* _SUPPLIED ENTRIES_
Content starts

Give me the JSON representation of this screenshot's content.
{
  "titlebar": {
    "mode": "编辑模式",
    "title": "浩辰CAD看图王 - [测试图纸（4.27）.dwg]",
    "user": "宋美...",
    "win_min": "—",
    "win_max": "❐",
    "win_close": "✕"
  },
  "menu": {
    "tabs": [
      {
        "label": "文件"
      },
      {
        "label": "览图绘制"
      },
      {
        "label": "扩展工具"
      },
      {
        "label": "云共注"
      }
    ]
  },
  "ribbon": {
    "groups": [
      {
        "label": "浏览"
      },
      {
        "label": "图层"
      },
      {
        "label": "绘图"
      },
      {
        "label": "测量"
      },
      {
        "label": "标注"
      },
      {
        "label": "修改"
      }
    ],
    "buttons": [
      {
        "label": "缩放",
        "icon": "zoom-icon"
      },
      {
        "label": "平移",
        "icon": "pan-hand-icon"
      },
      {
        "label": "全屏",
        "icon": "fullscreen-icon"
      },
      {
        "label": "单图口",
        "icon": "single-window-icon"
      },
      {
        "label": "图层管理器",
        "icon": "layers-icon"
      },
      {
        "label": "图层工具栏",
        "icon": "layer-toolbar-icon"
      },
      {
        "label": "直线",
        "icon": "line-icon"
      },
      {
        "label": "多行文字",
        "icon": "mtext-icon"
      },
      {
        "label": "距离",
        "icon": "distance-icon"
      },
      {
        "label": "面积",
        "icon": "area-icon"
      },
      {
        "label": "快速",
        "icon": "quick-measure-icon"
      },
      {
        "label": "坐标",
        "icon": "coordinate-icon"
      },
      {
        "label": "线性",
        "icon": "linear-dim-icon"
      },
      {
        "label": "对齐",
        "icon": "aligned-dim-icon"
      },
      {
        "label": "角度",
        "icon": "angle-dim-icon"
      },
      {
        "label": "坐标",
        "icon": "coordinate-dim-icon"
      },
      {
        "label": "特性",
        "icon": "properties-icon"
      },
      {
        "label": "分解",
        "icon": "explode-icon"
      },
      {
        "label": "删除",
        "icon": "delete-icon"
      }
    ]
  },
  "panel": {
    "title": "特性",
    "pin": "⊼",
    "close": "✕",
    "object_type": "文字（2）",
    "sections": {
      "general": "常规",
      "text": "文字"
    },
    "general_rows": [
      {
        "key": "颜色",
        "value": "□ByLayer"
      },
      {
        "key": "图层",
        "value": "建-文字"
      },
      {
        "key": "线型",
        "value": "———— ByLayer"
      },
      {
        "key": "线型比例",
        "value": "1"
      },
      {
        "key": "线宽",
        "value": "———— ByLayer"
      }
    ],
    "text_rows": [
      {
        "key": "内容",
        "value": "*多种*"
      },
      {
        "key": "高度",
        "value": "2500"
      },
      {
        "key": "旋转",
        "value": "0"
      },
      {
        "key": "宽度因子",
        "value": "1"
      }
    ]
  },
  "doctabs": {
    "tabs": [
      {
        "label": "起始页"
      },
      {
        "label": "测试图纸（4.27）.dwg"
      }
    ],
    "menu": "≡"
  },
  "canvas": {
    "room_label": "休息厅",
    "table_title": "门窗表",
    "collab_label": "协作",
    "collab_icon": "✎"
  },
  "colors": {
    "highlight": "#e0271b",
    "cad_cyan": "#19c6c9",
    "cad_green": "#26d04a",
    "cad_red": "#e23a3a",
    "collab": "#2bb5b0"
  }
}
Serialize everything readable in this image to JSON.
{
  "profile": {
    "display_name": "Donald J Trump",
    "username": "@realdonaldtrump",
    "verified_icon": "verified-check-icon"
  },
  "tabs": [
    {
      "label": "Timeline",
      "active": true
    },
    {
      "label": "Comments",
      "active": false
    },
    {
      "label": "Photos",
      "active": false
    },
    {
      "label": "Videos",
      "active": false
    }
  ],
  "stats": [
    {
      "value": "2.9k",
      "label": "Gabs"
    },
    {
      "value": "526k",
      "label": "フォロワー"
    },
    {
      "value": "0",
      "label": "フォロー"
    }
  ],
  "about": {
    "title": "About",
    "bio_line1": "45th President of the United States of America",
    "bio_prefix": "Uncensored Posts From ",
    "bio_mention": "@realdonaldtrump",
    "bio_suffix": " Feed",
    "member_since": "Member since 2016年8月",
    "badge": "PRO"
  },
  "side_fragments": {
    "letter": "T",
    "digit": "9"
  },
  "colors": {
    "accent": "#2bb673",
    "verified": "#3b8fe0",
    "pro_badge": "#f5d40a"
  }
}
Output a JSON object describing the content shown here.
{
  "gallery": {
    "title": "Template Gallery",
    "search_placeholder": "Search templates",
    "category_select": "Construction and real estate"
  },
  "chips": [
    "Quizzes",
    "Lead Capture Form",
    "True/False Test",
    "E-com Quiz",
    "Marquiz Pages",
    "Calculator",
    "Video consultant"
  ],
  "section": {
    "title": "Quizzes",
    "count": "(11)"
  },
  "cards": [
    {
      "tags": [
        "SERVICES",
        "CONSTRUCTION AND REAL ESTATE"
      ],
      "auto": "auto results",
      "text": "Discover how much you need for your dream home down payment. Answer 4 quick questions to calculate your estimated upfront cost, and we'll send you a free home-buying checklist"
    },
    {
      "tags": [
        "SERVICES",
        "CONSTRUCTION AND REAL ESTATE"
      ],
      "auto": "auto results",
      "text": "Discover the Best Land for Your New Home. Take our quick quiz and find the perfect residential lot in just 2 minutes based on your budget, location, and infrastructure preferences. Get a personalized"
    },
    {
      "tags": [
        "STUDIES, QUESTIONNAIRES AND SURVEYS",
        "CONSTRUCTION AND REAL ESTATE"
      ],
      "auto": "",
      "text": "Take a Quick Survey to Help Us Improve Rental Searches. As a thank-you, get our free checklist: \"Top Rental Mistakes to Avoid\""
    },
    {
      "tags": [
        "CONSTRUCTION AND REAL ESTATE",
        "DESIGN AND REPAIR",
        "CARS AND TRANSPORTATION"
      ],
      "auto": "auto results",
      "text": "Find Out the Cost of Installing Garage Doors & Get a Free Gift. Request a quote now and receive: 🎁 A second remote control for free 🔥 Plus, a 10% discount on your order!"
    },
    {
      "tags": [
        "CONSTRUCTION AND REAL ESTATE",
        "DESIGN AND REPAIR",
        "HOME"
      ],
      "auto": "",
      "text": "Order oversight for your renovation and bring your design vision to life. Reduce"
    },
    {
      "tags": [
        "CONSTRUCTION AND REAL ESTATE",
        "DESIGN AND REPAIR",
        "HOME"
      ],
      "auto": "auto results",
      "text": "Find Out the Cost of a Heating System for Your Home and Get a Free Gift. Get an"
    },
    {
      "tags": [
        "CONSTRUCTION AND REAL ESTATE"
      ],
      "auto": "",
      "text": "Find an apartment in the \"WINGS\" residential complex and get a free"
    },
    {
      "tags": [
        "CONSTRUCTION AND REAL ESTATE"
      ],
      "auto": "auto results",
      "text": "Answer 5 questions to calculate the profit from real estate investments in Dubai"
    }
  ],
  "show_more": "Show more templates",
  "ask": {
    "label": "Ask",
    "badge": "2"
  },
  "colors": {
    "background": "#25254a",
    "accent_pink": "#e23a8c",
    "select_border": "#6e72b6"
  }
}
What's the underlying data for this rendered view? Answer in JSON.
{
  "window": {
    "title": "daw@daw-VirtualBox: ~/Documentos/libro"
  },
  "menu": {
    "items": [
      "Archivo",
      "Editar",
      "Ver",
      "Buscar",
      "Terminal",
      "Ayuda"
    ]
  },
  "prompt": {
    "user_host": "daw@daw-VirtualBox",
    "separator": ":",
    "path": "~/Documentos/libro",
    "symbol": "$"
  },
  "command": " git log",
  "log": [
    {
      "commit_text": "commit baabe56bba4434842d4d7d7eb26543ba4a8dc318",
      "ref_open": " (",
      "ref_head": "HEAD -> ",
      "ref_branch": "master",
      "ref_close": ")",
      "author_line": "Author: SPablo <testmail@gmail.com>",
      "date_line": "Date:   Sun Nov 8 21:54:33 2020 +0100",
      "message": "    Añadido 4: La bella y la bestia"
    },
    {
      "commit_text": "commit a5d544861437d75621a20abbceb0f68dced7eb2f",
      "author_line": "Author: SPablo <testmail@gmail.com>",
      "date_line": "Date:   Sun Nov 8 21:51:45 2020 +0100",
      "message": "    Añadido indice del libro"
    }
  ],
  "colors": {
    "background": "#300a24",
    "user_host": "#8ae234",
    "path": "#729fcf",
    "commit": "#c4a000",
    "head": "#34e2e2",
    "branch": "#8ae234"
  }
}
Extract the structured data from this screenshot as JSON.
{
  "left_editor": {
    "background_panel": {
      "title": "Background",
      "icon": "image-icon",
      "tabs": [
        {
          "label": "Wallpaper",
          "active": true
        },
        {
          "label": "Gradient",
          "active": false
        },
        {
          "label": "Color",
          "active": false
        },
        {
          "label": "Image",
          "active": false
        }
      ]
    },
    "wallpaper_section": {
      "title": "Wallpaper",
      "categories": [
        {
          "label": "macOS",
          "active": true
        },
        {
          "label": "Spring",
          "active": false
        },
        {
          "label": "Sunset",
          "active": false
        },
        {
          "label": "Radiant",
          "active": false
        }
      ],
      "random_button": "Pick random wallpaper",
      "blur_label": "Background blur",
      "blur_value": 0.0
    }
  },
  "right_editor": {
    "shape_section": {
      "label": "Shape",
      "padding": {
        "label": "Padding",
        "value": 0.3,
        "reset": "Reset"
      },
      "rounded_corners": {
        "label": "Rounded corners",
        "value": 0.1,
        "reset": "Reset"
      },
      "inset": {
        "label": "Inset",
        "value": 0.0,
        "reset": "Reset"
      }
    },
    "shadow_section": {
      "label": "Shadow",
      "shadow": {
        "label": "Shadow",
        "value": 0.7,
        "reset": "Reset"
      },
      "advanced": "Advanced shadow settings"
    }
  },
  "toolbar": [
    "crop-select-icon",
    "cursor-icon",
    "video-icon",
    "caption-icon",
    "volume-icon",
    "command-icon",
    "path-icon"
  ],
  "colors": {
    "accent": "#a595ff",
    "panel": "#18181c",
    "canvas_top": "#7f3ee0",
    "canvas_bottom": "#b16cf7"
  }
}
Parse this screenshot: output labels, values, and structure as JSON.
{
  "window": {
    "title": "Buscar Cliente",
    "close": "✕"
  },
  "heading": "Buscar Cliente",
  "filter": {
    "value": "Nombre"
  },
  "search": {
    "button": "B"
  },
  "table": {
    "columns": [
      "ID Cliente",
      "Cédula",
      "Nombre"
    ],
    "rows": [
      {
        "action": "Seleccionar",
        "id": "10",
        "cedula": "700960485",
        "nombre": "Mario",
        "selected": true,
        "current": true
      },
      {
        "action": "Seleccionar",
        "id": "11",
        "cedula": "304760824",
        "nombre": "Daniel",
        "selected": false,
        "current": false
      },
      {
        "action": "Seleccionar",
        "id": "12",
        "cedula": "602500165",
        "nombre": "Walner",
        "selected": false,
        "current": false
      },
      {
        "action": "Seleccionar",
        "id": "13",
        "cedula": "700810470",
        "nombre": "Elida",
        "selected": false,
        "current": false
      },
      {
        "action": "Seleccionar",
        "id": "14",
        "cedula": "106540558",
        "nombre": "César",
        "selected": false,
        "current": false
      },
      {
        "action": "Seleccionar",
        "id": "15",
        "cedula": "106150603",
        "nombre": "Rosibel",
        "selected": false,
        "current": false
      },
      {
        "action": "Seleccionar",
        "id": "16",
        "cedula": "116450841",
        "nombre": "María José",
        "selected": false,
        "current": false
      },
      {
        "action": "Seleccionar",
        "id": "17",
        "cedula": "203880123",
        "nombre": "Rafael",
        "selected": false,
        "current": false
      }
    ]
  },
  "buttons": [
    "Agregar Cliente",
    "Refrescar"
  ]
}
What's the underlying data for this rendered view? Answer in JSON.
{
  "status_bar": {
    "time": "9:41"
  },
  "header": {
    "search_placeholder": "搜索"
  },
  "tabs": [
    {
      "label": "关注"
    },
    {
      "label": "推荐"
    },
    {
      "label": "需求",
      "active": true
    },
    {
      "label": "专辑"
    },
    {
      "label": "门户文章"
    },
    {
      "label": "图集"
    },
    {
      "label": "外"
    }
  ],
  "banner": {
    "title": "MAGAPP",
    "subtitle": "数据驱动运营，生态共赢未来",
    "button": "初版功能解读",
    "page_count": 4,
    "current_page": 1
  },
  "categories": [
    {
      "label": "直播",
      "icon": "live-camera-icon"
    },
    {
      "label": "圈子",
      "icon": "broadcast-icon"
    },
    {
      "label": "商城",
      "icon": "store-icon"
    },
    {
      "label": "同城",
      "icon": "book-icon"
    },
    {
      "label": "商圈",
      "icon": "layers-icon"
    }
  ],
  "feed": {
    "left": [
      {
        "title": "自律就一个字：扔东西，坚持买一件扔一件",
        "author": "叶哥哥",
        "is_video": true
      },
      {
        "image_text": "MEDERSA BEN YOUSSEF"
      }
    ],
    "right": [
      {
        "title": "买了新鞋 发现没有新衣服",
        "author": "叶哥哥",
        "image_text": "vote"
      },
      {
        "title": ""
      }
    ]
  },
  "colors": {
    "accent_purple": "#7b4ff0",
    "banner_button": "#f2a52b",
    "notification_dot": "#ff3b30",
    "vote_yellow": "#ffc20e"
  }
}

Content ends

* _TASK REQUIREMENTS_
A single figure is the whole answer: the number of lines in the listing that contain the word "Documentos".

* _RESULT_
2